## REQUIRED ACTION:
Without changing a single character, copy every record below.
+ + +
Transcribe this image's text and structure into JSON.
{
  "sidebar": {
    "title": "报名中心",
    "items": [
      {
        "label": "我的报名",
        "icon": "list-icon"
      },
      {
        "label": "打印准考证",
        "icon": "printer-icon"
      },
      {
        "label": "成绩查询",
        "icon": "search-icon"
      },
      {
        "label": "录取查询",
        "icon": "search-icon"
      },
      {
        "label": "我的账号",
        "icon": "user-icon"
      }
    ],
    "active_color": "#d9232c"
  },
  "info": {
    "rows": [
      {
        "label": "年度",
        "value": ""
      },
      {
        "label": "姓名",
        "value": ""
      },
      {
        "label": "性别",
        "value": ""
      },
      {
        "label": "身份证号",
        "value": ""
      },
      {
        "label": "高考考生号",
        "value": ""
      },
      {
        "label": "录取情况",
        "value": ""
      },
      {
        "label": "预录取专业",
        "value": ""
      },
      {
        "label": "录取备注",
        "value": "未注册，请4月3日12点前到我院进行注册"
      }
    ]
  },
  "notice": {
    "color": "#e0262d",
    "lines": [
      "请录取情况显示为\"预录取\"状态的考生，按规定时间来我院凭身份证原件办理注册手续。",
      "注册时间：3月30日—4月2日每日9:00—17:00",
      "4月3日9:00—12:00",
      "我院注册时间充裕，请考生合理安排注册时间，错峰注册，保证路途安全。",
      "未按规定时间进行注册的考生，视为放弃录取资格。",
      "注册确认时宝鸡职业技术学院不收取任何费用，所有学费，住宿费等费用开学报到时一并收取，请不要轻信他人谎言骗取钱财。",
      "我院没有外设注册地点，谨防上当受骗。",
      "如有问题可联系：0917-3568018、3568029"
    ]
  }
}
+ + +
## PROBLEM SOLUTION:
Transcribe this image's text and structure into JSON.
{
  "sidebar": {
    "title": "报名中心",
    "items": [
      {
        "label": "我的报名",
        "icon": "list-icon"
      },
      {
        "label": "打印准考证",
        "icon": "printer-icon"
      },
      {
        "label": "成绩查询",
        "icon": "search-icon"
      },
      {
        "label": "录取查询",
        "icon": "search-icon"
      },
      {
        "label": "我的账号",
        "icon": "user-icon"
      }
    ],
    "active_color": "#d9232c"
  },
  "info": {
    "rows": [
      {
        "label": "年度",
        "value": ""
      },
      {
        "label": "姓名",
        "value": ""
      },
      {
        "label": "性别",
        "value": ""
      },
      {
        "label": "身份证号",
        "value": ""
      },
      {
        "label": "高考考生号",
        "value": ""
      },
      {
        "label": "录取情况",
        "value": ""
      },
      {
        "label": "预录取专业",
        "value": ""
      },
      {
        "label": "录取备注",
        "value": "未注册，请4月3日12点前到我院进行注册"
      }
    ]
  },
  "notice": {
    "color": "#e0262d",
    "lines": [
      "请录取情况显示为\"预录取\"状态的考生，按规定时间来我院凭身份证原件办理注册手续。",
      "注册时间：3月30日—4月2日每日9:00—17:00",
      "4月3日9:00—12:00",
      "我院注册时间充裕，请考生合理安排注册时间，错峰注册，保证路途安全。",
      "未按规定时间进行注册的考生，视为放弃录取资格。",
      "注册确认时宝鸡职业技术学院不收取任何费用，所有学费，住宿费等费用开学报到时一并收取，请不要轻信他人谎言骗取钱财。",
      "我院没有外设注册地点，谨防上当受骗。",
      "如有问题可联系：0917-3568018、3568029"
    ]
  }
}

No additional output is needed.